Aim of the task: Repeat the whole listing, keeping every word and every line intact.

*** Opening of Available data ***

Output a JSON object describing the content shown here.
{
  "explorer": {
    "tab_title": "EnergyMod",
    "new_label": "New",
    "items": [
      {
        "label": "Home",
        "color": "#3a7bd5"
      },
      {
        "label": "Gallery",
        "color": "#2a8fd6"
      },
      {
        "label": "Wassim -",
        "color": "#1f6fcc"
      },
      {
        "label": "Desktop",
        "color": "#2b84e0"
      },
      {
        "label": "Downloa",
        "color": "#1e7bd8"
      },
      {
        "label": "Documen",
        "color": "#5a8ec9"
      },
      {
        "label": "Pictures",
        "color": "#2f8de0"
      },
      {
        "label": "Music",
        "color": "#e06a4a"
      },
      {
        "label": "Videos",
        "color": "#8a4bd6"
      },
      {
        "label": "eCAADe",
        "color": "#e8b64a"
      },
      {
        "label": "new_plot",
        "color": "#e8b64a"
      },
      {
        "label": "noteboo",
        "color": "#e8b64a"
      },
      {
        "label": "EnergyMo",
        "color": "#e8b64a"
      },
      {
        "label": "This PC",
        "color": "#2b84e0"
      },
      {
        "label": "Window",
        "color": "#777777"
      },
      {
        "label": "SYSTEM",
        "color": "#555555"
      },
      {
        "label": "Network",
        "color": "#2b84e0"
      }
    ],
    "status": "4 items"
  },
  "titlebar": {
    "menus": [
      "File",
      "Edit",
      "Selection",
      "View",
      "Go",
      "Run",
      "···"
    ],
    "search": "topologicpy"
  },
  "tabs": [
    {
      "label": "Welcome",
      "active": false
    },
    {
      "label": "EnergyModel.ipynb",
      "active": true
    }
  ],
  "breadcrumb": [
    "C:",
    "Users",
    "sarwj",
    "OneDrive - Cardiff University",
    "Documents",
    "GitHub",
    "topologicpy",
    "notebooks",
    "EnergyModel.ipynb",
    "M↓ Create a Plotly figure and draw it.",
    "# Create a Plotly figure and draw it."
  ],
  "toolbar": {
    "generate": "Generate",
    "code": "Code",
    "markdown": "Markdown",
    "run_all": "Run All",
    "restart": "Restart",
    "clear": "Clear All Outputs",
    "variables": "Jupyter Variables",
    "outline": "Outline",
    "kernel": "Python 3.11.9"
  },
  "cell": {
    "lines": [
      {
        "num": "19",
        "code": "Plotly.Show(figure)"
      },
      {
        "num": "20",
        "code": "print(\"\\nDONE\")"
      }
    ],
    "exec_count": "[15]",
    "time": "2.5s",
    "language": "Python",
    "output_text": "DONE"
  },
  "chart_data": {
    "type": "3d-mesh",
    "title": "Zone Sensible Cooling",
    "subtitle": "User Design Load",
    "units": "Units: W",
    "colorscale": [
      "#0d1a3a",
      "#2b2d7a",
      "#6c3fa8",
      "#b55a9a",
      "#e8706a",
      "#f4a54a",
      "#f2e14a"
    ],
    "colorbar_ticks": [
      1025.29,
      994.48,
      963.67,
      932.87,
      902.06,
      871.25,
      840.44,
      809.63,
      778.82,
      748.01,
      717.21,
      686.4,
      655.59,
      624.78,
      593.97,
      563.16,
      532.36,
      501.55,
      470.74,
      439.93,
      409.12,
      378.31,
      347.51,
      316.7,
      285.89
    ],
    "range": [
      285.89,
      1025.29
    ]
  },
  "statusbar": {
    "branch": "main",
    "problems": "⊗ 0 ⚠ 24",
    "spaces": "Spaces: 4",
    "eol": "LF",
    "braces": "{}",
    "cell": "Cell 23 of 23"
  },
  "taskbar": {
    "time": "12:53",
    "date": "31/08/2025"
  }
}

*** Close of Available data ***

Result of this exercise:
Output a JSON object describing the content shown here.
{
  "explorer": {
    "tab_title": "EnergyMod",
    "new_label": "New",
    "items": [
      {
        "label": "Home",
        "color": "#3a7bd5"
      },
      {
        "label": "Gallery",
        "color": "#2a8fd6"
      },
      {
        "label": "Wassim -",
        "color": "#1f6fcc"
      },
      {
        "label": "Desktop",
        "color": "#2b84e0"
      },
      {
        "label": "Downloa",
        "color": "#1e7bd8"
      },
      {
        "label": "Documen",
        "color": "#5a8ec9"
      },
      {
        "label": "Pictures",
        "color": "#2f8de0"
      },
      {
        "label": "Music",
        "color": "#e06a4a"
      },
      {
        "label": "Videos",
        "color": "#8a4bd6"
      },
      {
        "label": "eCAADe",
        "color": "#e8b64a"
      },
      {
        "label": "new_plot",
        "color": "#e8b64a"
      },
      {
        "label": "noteboo",
        "color": "#e8b64a"
      },
      {
        "label": "EnergyMo",
        "color": "#e8b64a"
      },
      {
        "label": "This PC",
        "color": "#2b84e0"
      },
      {
        "label": "Window",
        "color": "#777777"
      },
      {
        "label": "SYSTEM",
        "color": "#555555"
      },
      {
        "label": "Network",
        "color": "#2b84e0"
      }
    ],
    "status": "4 items"
  },
  "titlebar": {
    "menus": [
      "File",
      "Edit",
      "Selection",
      "View",
      "Go",
      "Run",
      "···"
    ],
    "search": "topologicpy"
  },
  "tabs": [
    {
      "label": "Welcome",
      "active": false
    },
    {
      "label": "EnergyModel.ipynb",
      "active": true
    }
  ],
  "breadcrumb": [
    "C:",
    "Users",
    "sarwj",
    "OneDrive - Cardiff University",
    "Documents",
    "GitHub",
    "topologicpy",
    "notebooks",
    "EnergyModel.ipynb",
    "M↓ Create a Plotly figure and draw it.",
    "# Create a Plotly figure and draw it."
  ],
  "toolbar": {
    "generate": "Generate",
    "code": "Code",
    "markdown": "Markdown",
    "run_all": "Run All",
    "restart": "Restart",
    "clear": "Clear All Outputs",
    "variables": "Jupyter Variables",
    "outline": "Outline",
    "kernel": "Python 3.11.9"
  },
  "cell": {
    "lines": [
      {
        "num": "19",
        "code": "Plotly.Show(figure)"
      },
      {
        "num": "20",
        "code": "print(\"\\nDONE\")"
      }
    ],
    "exec_count": "[15]",
    "time": "2.5s",
    "language": "Python",
    "output_text": "DONE"
  },
  "chart_data": {
    "type": "3d-mesh",
    "title": "Zone Sensible Cooling",
    "subtitle": "User Design Load",
    "units": "Units: W",
    "colorscale": [
      "#0d1a3a",
      "#2b2d7a",
      "#6c3fa8",
      "#b55a9a",
      "#e8706a",
      "#f4a54a",
      "#f2e14a"
    ],
    "colorbar_ticks": [
      1025.29,
      994.48,
      963.67,
      932.87,
      902.06,
      871.25,
      840.44,
      809.63,
      778.82,
      748.01,
      717.21,
      686.4,
      655.59,
      624.78,
      593.97,
      563.16,
      532.36,
      501.55,
      470.74,
      439.93,
      409.12,
      378.31,
      347.51,
      316.7,
      285.89
    ],
    "range": [
      285.89,
      1025.29
    ]
  },
  "statusbar": {
    "branch": "main",
    "problems": "⊗ 0 ⚠ 24",
    "spaces": "Spaces: 4",
    "eol": "LF",
    "braces": "{}",
    "cell": "Cell 23 of 23"
  },
  "taskbar": {
    "time": "12:53",
    "date": "31/08/2025"
  }
}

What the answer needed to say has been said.